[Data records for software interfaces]

☆ ☆ ☆ ☆

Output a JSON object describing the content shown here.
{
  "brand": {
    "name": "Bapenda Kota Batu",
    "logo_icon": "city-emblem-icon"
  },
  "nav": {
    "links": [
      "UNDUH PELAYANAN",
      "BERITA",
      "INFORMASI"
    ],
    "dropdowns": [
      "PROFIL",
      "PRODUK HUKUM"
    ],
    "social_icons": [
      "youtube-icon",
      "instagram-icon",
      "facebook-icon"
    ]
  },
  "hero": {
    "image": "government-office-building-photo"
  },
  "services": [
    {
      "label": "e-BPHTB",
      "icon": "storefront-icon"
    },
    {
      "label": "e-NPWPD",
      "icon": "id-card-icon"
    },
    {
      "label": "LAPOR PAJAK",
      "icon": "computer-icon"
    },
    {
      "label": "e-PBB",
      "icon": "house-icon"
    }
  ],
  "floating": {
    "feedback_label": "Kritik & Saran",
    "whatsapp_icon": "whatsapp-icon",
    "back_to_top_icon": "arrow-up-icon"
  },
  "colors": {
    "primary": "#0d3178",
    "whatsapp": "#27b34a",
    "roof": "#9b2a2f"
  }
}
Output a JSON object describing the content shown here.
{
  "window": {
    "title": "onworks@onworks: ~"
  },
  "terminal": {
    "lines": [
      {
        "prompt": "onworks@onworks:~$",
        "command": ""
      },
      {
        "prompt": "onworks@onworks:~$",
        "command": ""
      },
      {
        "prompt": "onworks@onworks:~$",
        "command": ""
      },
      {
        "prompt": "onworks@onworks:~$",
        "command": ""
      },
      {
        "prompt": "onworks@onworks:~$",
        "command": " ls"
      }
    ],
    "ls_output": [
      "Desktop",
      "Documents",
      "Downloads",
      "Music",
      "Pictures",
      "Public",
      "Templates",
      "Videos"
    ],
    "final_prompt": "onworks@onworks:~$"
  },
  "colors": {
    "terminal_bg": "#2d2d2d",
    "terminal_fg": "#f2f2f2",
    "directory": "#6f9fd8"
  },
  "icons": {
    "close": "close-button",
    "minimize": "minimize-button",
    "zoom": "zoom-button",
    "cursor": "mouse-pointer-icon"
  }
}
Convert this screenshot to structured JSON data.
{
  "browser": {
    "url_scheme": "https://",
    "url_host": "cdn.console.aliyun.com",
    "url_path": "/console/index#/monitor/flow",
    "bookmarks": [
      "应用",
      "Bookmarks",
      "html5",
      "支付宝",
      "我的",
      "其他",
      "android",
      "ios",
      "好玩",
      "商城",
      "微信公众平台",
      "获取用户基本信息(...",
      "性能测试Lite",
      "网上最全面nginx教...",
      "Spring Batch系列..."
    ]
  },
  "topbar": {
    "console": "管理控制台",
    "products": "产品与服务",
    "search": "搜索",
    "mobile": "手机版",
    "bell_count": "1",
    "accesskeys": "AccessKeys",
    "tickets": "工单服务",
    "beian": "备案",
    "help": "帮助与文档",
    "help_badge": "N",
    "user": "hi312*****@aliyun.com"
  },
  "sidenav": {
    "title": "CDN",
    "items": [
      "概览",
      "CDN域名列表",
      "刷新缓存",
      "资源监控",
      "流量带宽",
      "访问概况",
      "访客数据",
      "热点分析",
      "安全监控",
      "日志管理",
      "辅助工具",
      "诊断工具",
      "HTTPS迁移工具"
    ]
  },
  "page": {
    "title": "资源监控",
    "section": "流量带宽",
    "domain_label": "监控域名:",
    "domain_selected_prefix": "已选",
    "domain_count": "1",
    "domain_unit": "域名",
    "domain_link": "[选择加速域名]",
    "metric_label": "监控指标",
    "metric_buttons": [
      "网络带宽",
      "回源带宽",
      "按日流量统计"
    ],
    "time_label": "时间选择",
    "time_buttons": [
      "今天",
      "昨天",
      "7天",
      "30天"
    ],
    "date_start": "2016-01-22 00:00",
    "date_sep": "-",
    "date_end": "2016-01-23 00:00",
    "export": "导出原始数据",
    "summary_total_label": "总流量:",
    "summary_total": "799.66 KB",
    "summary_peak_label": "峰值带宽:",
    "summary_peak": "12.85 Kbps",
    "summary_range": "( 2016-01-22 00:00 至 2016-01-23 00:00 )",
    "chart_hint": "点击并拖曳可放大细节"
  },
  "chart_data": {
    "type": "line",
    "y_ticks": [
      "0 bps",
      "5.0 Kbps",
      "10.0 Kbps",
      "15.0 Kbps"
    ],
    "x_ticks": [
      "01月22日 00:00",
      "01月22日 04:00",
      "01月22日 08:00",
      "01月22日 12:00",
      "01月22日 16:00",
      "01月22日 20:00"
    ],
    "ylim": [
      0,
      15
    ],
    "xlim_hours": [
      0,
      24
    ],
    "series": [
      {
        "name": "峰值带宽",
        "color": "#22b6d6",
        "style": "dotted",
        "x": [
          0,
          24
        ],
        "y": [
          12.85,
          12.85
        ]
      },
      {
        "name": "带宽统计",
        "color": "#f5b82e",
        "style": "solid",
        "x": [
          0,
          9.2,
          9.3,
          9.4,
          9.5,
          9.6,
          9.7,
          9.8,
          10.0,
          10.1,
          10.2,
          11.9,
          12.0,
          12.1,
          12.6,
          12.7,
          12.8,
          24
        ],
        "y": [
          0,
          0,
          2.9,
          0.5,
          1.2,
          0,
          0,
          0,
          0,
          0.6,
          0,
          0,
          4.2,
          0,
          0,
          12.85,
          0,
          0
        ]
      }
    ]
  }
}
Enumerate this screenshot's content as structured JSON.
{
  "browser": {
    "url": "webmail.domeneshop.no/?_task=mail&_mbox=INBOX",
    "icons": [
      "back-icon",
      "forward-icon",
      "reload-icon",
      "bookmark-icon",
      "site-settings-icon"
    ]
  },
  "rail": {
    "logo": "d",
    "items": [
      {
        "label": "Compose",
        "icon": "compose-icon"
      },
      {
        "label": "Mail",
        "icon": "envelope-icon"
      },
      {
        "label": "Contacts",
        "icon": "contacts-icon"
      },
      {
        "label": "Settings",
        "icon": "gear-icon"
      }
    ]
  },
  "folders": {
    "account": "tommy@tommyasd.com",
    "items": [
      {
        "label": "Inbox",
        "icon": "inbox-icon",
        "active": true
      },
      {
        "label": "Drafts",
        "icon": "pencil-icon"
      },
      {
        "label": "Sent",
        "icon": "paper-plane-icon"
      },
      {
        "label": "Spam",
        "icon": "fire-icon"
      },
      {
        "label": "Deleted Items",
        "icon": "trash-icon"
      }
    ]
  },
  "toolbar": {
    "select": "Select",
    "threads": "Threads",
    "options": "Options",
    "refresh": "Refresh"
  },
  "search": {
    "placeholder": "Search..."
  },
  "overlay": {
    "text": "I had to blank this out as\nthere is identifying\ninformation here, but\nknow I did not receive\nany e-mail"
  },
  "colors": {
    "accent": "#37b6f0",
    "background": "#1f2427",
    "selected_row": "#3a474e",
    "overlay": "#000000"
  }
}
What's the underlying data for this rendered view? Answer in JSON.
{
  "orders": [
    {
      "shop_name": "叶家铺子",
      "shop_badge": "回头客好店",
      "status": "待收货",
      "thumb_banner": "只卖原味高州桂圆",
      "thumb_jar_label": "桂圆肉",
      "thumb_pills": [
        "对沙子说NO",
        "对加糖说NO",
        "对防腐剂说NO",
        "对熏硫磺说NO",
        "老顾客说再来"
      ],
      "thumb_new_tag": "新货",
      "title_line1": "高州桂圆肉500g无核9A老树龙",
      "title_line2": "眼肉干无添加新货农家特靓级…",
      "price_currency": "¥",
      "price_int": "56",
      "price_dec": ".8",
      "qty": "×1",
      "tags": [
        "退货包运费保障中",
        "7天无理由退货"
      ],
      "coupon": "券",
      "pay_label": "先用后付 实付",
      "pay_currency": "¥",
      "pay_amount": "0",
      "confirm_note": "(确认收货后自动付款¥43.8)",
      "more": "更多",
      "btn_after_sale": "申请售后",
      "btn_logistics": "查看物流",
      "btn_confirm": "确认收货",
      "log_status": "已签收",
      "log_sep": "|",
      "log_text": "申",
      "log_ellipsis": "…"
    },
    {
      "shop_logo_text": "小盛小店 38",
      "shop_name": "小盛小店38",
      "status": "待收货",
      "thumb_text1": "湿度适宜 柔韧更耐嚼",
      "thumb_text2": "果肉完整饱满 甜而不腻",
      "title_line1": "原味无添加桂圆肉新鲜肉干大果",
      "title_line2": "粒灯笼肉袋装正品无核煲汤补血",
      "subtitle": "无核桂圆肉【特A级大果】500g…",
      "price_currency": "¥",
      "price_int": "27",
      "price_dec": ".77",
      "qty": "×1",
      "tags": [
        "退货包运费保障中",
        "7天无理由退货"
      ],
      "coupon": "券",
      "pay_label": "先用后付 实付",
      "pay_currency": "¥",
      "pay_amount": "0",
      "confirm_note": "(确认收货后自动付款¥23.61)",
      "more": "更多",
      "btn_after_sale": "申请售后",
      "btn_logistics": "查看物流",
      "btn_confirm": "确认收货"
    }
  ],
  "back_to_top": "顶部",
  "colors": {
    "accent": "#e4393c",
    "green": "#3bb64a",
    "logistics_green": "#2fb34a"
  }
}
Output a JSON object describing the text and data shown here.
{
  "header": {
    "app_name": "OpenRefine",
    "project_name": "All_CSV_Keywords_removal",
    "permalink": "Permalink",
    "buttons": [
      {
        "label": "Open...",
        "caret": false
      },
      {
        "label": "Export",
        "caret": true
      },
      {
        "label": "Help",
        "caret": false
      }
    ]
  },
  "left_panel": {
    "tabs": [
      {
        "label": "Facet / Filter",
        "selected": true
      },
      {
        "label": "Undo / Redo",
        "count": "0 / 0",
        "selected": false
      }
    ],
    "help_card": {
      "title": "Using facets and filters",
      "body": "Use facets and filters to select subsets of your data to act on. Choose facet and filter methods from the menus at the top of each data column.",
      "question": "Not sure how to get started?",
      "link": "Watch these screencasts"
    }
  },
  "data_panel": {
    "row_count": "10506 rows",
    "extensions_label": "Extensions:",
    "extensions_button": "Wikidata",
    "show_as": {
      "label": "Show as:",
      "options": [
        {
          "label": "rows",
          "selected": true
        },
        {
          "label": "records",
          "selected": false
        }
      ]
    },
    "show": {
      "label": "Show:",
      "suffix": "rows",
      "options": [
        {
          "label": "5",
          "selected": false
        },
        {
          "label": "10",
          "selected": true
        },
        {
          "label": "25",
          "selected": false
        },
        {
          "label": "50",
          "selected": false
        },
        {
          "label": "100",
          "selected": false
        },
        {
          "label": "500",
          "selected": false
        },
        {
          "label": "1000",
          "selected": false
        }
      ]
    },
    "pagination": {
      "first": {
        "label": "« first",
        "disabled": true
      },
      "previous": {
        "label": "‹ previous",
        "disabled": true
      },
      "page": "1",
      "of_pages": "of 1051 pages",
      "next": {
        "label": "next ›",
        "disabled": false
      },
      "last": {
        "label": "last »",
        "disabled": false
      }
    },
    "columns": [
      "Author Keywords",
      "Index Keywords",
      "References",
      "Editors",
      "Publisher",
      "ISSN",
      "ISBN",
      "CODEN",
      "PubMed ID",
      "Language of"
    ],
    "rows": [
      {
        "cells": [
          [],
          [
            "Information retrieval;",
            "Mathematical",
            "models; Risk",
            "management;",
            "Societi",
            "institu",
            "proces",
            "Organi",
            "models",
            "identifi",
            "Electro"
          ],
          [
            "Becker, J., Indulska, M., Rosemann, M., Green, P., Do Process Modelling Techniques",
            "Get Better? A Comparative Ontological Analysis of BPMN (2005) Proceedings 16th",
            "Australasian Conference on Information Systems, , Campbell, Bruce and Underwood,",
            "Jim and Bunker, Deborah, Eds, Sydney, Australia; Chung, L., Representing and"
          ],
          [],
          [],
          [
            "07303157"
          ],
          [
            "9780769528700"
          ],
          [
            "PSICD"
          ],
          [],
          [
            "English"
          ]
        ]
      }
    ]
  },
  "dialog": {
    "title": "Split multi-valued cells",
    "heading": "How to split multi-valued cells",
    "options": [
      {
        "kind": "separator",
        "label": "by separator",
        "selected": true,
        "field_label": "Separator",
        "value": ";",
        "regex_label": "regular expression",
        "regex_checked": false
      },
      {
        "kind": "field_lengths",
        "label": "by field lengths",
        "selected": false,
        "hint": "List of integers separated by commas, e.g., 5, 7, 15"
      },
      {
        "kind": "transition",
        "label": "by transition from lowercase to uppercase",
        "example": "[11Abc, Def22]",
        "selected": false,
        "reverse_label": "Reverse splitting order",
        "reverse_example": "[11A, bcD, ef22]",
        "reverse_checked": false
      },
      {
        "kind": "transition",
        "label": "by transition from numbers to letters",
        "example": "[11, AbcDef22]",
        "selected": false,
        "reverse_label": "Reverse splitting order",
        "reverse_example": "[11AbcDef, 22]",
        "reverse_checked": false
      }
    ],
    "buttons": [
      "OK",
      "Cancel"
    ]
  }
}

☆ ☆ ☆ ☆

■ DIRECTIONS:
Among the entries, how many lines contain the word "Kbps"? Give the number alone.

■ WRITTEN SOLUTION:
4